Duke University Press is excited to partner with the Alliance for Networking Visual Culture in the launch of Nicholas Mirzoeff's "We Are All Children of Algeria: Visuality and Countervisuality 1954-2011," a digital extension of his recent book The Right to Look: A Counterhistory of Visuality. With support from the Mellon Foundation and the National Endowment for the Humanities, the ANVC aims to lessen the gap between digital visual archives and scholarly publication by allowing scholars to work more organically with visual resources, creating interpretive pathways through the materials and enabling new forms of analysis. Mirzoeff began this project as part of an NEH Summer Institute at USC. In it, he develops and supplements the second half of chapter six of The Right to Look, which looks at cinema in revolutionary Algeria (1954-2011). The piece offers the opportunity to see the films and other visual materials discussed in that chapter and to develop the connections between the decolonial revolutions of the postwar period and the Arab Spring. We are
pleased to introduce the project with an interview between Mirzoeff and Tara McPherson of USC, who heads up the Scalar team.
Tara McPherson: The Right to Look stages a broad investigation of the protracted interplay between visuality and countervisuality in a variety of historical moments. It traverses geography, temporality, and ideology with impressive range and scope. What's to be added by a digital afterword? Why were you interested in producing "We Are All Children of Algeria?"
Nicholas Mirzoeff: Any writer is tormented at the end of a long project by what they've had to leave out. That's especially true for the section of my book that became my Scalar project dealing with the Algerian Revolution (1954-62) and its representations across global media both in the period of the war and in its long afterlife as a symbol of the unfinished debates over decolonization and, more recently, the relationship of Islam and Europe. The digital platform allowed me to explore that complexity in new ways that highlight its openness and the different understandings that are generated from particular viewpoints.
I wanted to make this project because this form is so obviously important for the present and future of publishing in my areas of interest that it seemed indispensable to experience it firsthand.
TM: You've chosen to produce this digital companion in a new authoring platform, Scalar. Why not just use your popular blog for circulating this material? Is there some special affordance of the platform for your particular goals with this piece?

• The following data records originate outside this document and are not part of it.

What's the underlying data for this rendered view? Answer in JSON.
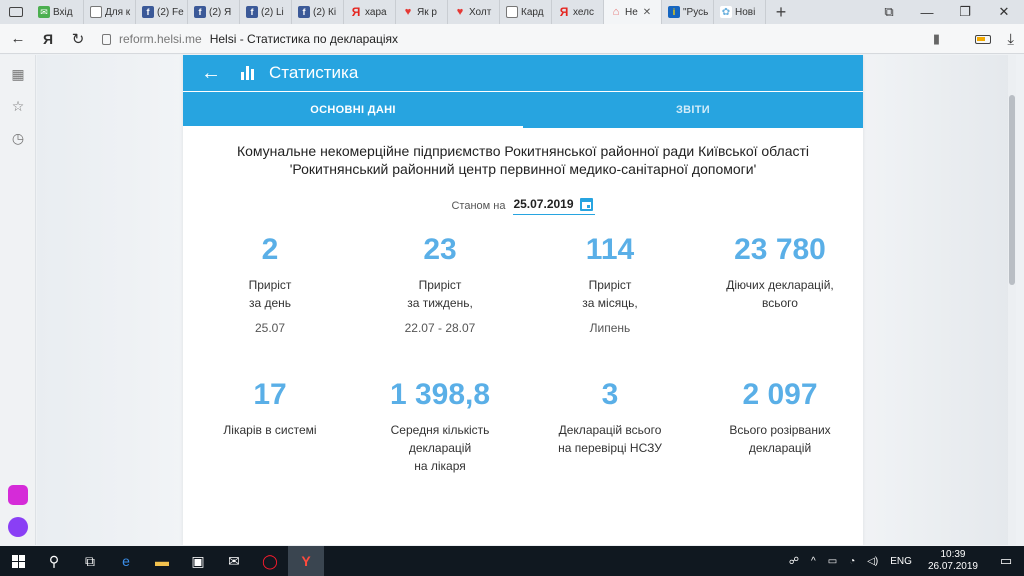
{
  "browser": {
    "tabs": [
      {
        "icon": "gmail",
        "glyph": "✉",
        "label": "Вхід"
      },
      {
        "icon": "doc",
        "glyph": "",
        "label": "Для к"
      },
      {
        "icon": "fb",
        "glyph": "f",
        "label": "(2) Fe"
      },
      {
        "icon": "fb",
        "glyph": "f",
        "label": "(2) Я"
      },
      {
        "icon": "fb",
        "glyph": "f",
        "label": "(2) Li"
      },
      {
        "icon": "fb",
        "glyph": "f",
        "label": "(2) Кі"
      },
      {
        "icon": "ya",
        "glyph": "Я",
        "label": "хара"
      },
      {
        "icon": "heart",
        "glyph": "♥",
        "label": "Як р"
      },
      {
        "icon": "heart",
        "glyph": "♥",
        "label": "Холт"
      },
      {
        "icon": "doc",
        "glyph": "",
        "label": "Кард"
      },
      {
        "icon": "ya",
        "glyph": "Я",
        "label": "хелс"
      },
      {
        "icon": "helsi",
        "glyph": "⌂",
        "label": "Не",
        "active": true
      },
      {
        "icon": "rus",
        "glyph": "i",
        "label": "\"Русь"
      },
      {
        "icon": "nov",
        "glyph": "✿",
        "label": "Нові"
      }
    ],
    "new_tab": "+",
    "address": {
      "domain": "reform.helsi.me",
      "title": "Helsi - Статистика по деклараціях"
    }
  },
  "app": {
    "title": "Статистика",
    "tabs": [
      {
        "label": "Основні дані",
        "active": true
      },
      {
        "label": "Звіти",
        "active": false
      }
    ],
    "org_line1": "Комунальне некомерційне підприємство Рокитнянської районної ради Київської області",
    "org_line2": "'Рокитнянський районний центр первинної медико-санітарної допомоги'",
    "date_label": "Станом на",
    "date_value": "25.07.2019",
    "stats": [
      {
        "value": "2",
        "label_lines": [
          "Приріст",
          "за день"
        ],
        "sub": "25.07"
      },
      {
        "value": "23",
        "label_lines": [
          "Приріст",
          "за тиждень,"
        ],
        "sub": "22.07 - 28.07"
      },
      {
        "value": "114",
        "label_lines": [
          "Приріст",
          "за місяць,"
        ],
        "sub": "Липень"
      },
      {
        "value": "23 780",
        "label_lines": [
          "Діючих декларацій,",
          "всього"
        ],
        "sub": ""
      },
      {
        "value": "17",
        "label_lines": [
          "Лікарів в системі"
        ],
        "sub": ""
      },
      {
        "value": "1 398,8",
        "label_lines": [
          "Середня кількість",
          "декларацій",
          "на лікаря"
        ],
        "sub": ""
      },
      {
        "value": "3",
        "label_lines": [
          "Декларацій всього",
          "на перевірці НСЗУ"
        ],
        "sub": ""
      },
      {
        "value": "2 097",
        "label_lines": [
          "Всього розірваних",
          "декларацій"
        ],
        "sub": ""
      }
    ],
    "accent_color": "#27a4e0",
    "number_color": "#5aafe7"
  },
  "taskbar": {
    "lang": "ENG",
    "time": "10:39",
    "date": "26.07.2019"
  }
}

NM: I see the two forms of digital media that I work in as being related but distinct. Blogging is a format that expands how it's possible to write and think in relation to the contemporary. It makes a form over time. Scalar allows me to share a wide range of North African and European cinema, newsreel footage, guerrilla documentary and photography with the reader in a way that is obviously not possible in print. Unlike a blog, or at least one using an off-the shelf template, I have a great deal of freedom as to the look, layout and design of each "page," which can vary from one to the next.
More than that, it allows me to explore a more complex form of narrative in which multiple threads (or "paths" as Scalar calls them) can be developed. This opens up a new set of possibilities for comparative and cross-cultural work that have only just begun to explore in digital humanities work but which I think are among its most fruitful possibilities.
TM: I find this very interesting. It seems you are pushing toward a form of writing that can embrace both linearity and multiplicity. This points toward a real potential for collaborative writing as well, bringing together multiple authors in a manner that can support both commonality and difference. Can you imagine such a mode of writing in the platform?
NM: Collaboration is built into Scalar. Each project is a collaboration between designers, author(s) and other people who are using the platform. The next step, however, is the one you hint at here. What I hope to do with a research project beginning next year is to create Scalar pieces in which a variety of authors work on one collective "book."
My feeling is that, in order for this work, we have to begin the research at the same time as we begin thinking about the outcome in Scalar. If you come with a batch of material primarily generated with a print monograph or solo project in mind--what we might call the Vectors model--then the "mono" part remains paramount.
Technically, the different "paths" in a Scalar project could be assigned to different authors and they could be in discussion so that when a point of intersection is reached in their researches, they co-author a page at that place of intersection, which would then feature in all of their "paths."
It all promises to be a lot of fun!
Once again, here is a link to the project: http://scalar.usc.edu/nehvectors/mirzoeff/index